  • issuance of money market instruments (Dutch Treasury Certificates, DTCs);
  • issuance of global commercial paper (GCP), both in euros and foreign currencies (exchange rate risks are fully hedged); GCP can be in the form of US CP or Euro CP.
  • money market deposits, for either borrowing or lending;
  • collateralised loans/deposits with a repurchase agreement (sell-buy-backs, buy-sell-backs, better known as repo’s);
  • issuance of capital market instruments in US dollars (US Dollar Dutch State Bond), of which the exchange rate risks are fully hedged. This instrument is only used when a funding advantage can be realised and permitting the size of the funding need. So far, two US dollar bonds are issued.

What are the maturities used by the DSTA?

From a liquidity perspective, it is important to achieve sufficient outstanding bond volumes. This enhances tradability. Furthermore, issuing in different maturities enables the DSTA to attract a broad range of investors. The maturity of bonds issued by the DSTA ranges from 3 to 30 year. Depending on the borrowing requirement, the DSTA will issue one to three new bonds annually. The aforementioned consistency in the funding policy is, amongst others, reflected in the maturities of the bonds. Every year there will be issuance of new bonds in the short end (3- or 5-years) and the 10-year segment. Besides, the DSTA is committed to raise the outstanding amount of these new DSLs to at least € 12 billion within the first year of issuance.
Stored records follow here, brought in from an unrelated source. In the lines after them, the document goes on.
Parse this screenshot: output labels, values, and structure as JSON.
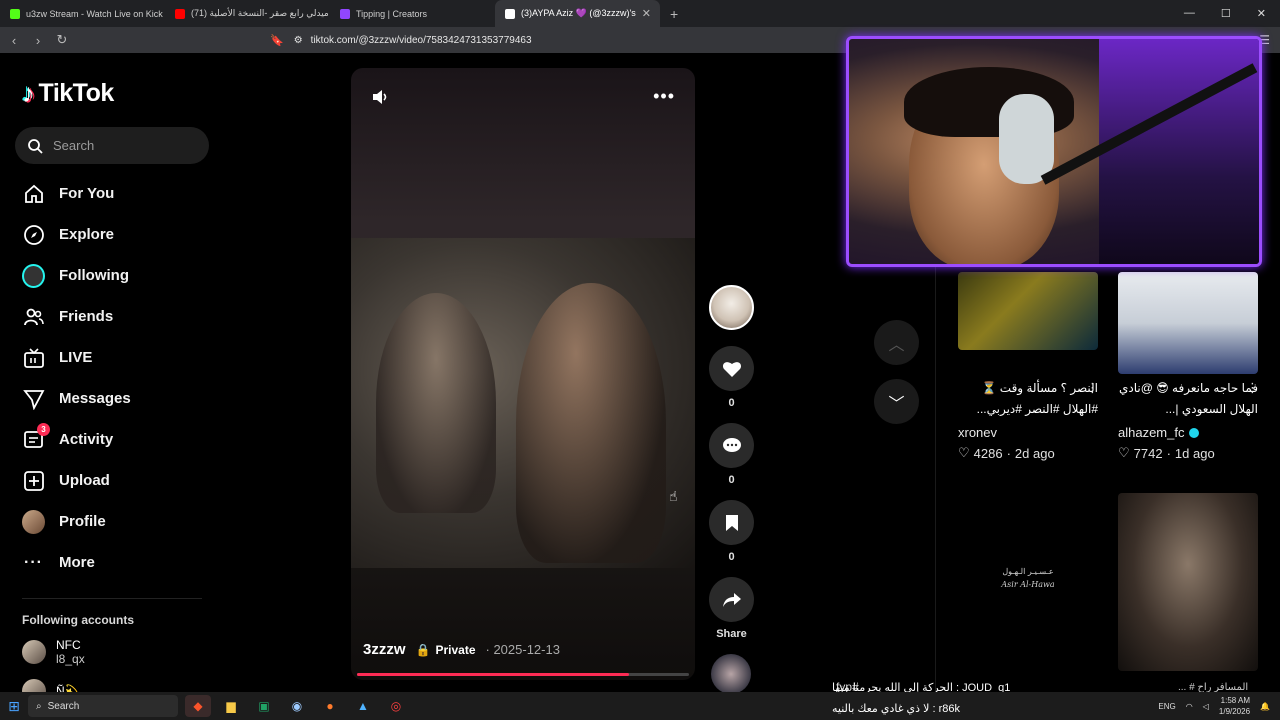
{
  "browser": {
    "tabs": [
      {
        "label": "u3zw Stream - Watch Live on Kick",
        "color": "#53fc18"
      },
      {
        "label": "(71) ميدلي رابع صقر -النسخة الأصلية",
        "color": "#ff0000"
      },
      {
        "label": "Tipping | Creators",
        "color": "#9146ff"
      },
      {
        "label": "(3)AYPA Aziz 💜 (@3zzzw)'s",
        "color": "#ffffff"
      }
    ],
    "url": "tiktok.com/@3zzzw/video/7583424731353779463"
  },
  "sidebar": {
    "logo": "TikTok",
    "search_placeholder": "Search",
    "nav": [
      {
        "label": "For You",
        "icon": "home-icon"
      },
      {
        "label": "Explore",
        "icon": "compass-icon"
      },
      {
        "label": "Following",
        "icon": "following-icon"
      },
      {
        "label": "Friends",
        "icon": "friends-icon"
      },
      {
        "label": "LIVE",
        "icon": "live-icon"
      },
      {
        "label": "Messages",
        "icon": "messages-icon"
      },
      {
        "label": "Activity",
        "icon": "activity-icon",
        "badge": "3"
      },
      {
        "label": "Upload",
        "icon": "upload-icon"
      },
      {
        "label": "Profile",
        "icon": "profile-icon"
      },
      {
        "label": "More",
        "icon": "more-icon"
      }
    ],
    "following_title": "Following accounts",
    "accounts": [
      {
        "name": "NFC",
        "handle": "l8_qx"
      },
      {
        "name": "Ñ💫",
        "handle": ""
      }
    ]
  },
  "video": {
    "username": "3zzzw",
    "privacy": "Private",
    "date": "· 2025-12-13",
    "progress": 0.82
  },
  "actions": {
    "likes": "0",
    "comments": "0",
    "saves": "0",
    "share": "Share"
  },
  "suggested": [
    {
      "title": "النصر ؟ مسألة وقت ⏳ #الهلال #النصر #ديربي...",
      "user": "xronev",
      "likes": "4286",
      "age": "2d ago",
      "verified": false
    },
    {
      "title": "فما حاجه مانعرفه 😎 @نادي الهلال السعودي |...",
      "user": "alhazem_fc",
      "likes": "7742",
      "age": "1d ago",
      "verified": true
    },
    {
      "thumb_text_ar": "عـسـيـر الـهـول",
      "thumb_text_en": "Asir Al-Hawa"
    }
  ],
  "chat_ticker": [
    "JOUD_q1 : الحركة إلي الله يحرمنا منها",
    "r86k : لا ذي غادي معك بالنيه"
  ],
  "ticker_tags": "#fyp",
  "ticker_tail": "المسافر راح # ...",
  "taskbar": {
    "search": "Search",
    "lang": "ENG",
    "time": "1:58 AM",
    "date": "1/9/2026"
  },
  "colors": {
    "accent": "#fe2c55",
    "webcam_border": "#9c4dff"
  }
}
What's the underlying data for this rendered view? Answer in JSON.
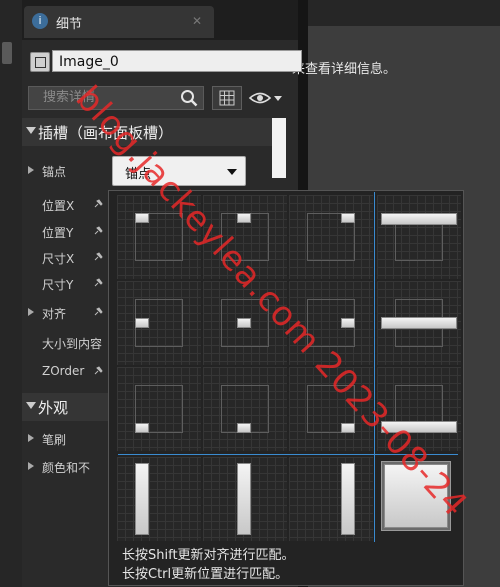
{
  "tab": {
    "title": "细节",
    "icon": "magnifier-icon"
  },
  "right_hint": "来查看详细信息。",
  "name_field": {
    "value": "Image_0"
  },
  "search": {
    "placeholder": "搜索详情"
  },
  "sections": {
    "slot": "插槽（画布面板槽）",
    "appearance": "外观"
  },
  "rows": {
    "anchors": "锚点",
    "pos_x": "位置X",
    "pos_y": "位置Y",
    "size_x": "尺寸X",
    "size_y": "尺寸Y",
    "alignment": "对齐",
    "size_to_content": "大小到内容",
    "zorder": "ZOrder",
    "brush": "笔刷",
    "color_opacity": "颜色和不"
  },
  "anchor_dropdown": {
    "value": "锚点"
  },
  "popup": {
    "hint_shift": "长按Shift更新对齐进行匹配。",
    "hint_ctrl": "长按Ctrl更新位置进行匹配。"
  },
  "watermark": "blog.jackeylea.com 2023-08-24",
  "colors": {
    "accent_line": "#3a8bd0",
    "watermark": "#e62828",
    "panel_bg": "#2a2a2a"
  }
}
After the initial issuance bonds are regularly reopened in order to achieve this target volume. New annual issues, secondary market trading, and the quotation obligation for Primary Dealers establish a liquid yield curve up to ten years. In addition, the DSTA can issue 30-year bonds as well; 30-year DSLs have a targeted minimum outstanding amount of at least € 10 billion.
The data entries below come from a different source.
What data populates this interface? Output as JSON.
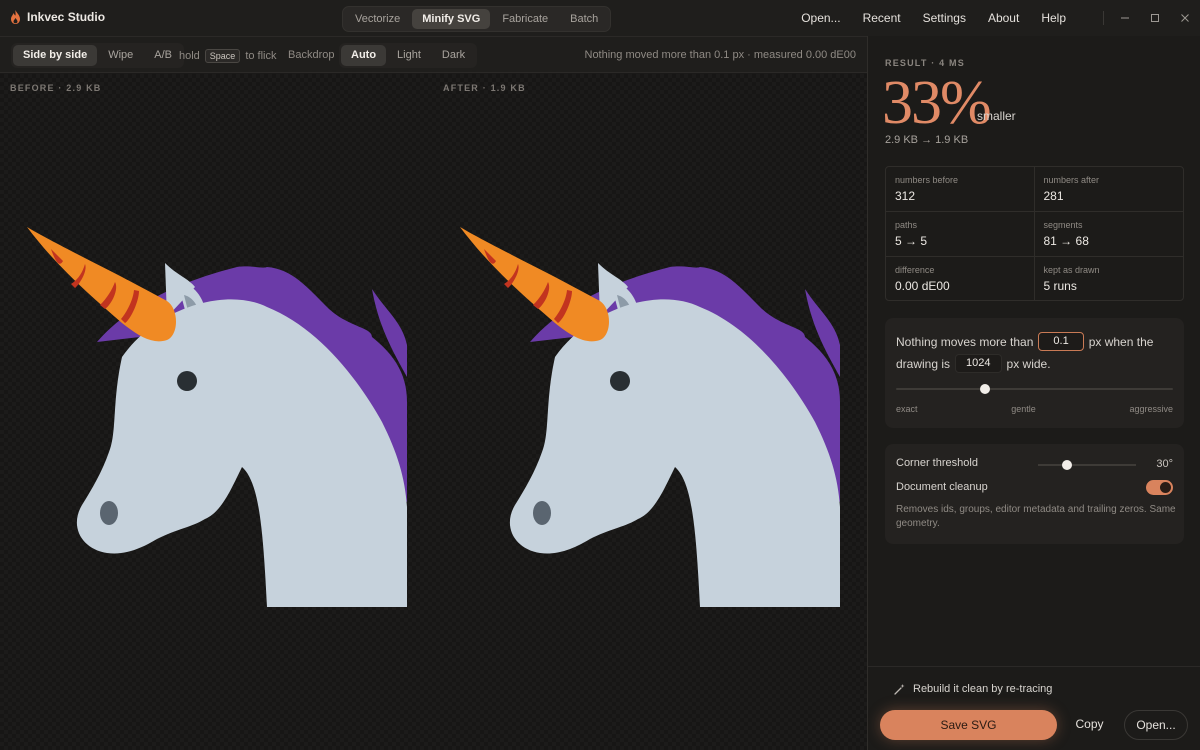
{
  "app": {
    "title": "Inkvec Studio"
  },
  "modes": [
    {
      "label": "Vectorize",
      "active": false
    },
    {
      "label": "Minify SVG",
      "active": true
    },
    {
      "label": "Fabricate",
      "active": false
    },
    {
      "label": "Batch",
      "active": false
    }
  ],
  "menu": [
    "Open...",
    "Recent",
    "Settings",
    "About",
    "Help"
  ],
  "toolbar": {
    "compare_modes": [
      {
        "label": "Side by side",
        "active": true
      },
      {
        "label": "Wipe",
        "active": false
      },
      {
        "label": "A/B",
        "active": false
      }
    ],
    "hint_prefix": "hold",
    "hint_key": "Space",
    "hint_suffix": "to flick",
    "backdrop_label": "Backdrop",
    "backdrops": [
      {
        "label": "Auto",
        "active": true
      },
      {
        "label": "Light",
        "active": false
      },
      {
        "label": "Dark",
        "active": false
      }
    ],
    "status": "Nothing moved more than 0.1 px · measured 0.00 dE00"
  },
  "canvas": {
    "before_label": "BEFORE · 2.9 KB",
    "after_label": "AFTER · 1.9 KB"
  },
  "result": {
    "label": "RESULT · 4 MS",
    "percent": "33%",
    "smaller": "smaller",
    "size_change": "2.9 KB → 1.9 KB",
    "stats": [
      {
        "label": "numbers before",
        "value": "312"
      },
      {
        "label": "numbers after",
        "value": "281"
      },
      {
        "label": "paths",
        "value": "5 → 5"
      },
      {
        "label": "segments",
        "value": "81 → 68"
      },
      {
        "label": "difference",
        "value": "0.00 dE00"
      },
      {
        "label": "kept as drawn",
        "value": "5 runs"
      }
    ]
  },
  "tolerance": {
    "text1": "Nothing moves more than",
    "value": "0.1",
    "text2": "px when the",
    "text3": "drawing is",
    "width": "1024",
    "text4": "px wide.",
    "slider_level": 0.32,
    "scale": [
      "exact",
      "gentle",
      "aggressive"
    ]
  },
  "options": {
    "corner_label": "Corner threshold",
    "corner_value": "30°",
    "corner_level": 0.3,
    "cleanup_label": "Document cleanup",
    "cleanup_on": true,
    "cleanup_desc": "Removes ids, groups, editor metadata and trailing zeros. Same geometry."
  },
  "actions": {
    "retrace": "Rebuild it clean by re-tracing",
    "save": "Save SVG",
    "copy": "Copy",
    "open": "Open..."
  },
  "colors": {
    "accent": "#d9835d",
    "unicorn_body": "#c6d2dc",
    "unicorn_mane": "#6b3ba8",
    "horn": "#f08a24",
    "horn_stripe": "#c2341f"
  },
  "icons": {
    "logo": "flame-icon",
    "retrace": "wand-icon"
  }
}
When are auctions held?

In principal DSL-auctions are held twice a month, every 2nd and (when necessary) the 4th Tuesday. In principle, no auctions are held in August and December, these months are considered  reserve months. The launch of long-term benchmark bonds (5 years and longer) is done by a Dutch Direct Auction (DDA). Generally, DTCs are also auctioned twice a month, on the 1st and 3rd Monday. More information can be found at the Subjects DDA and Auction Methods.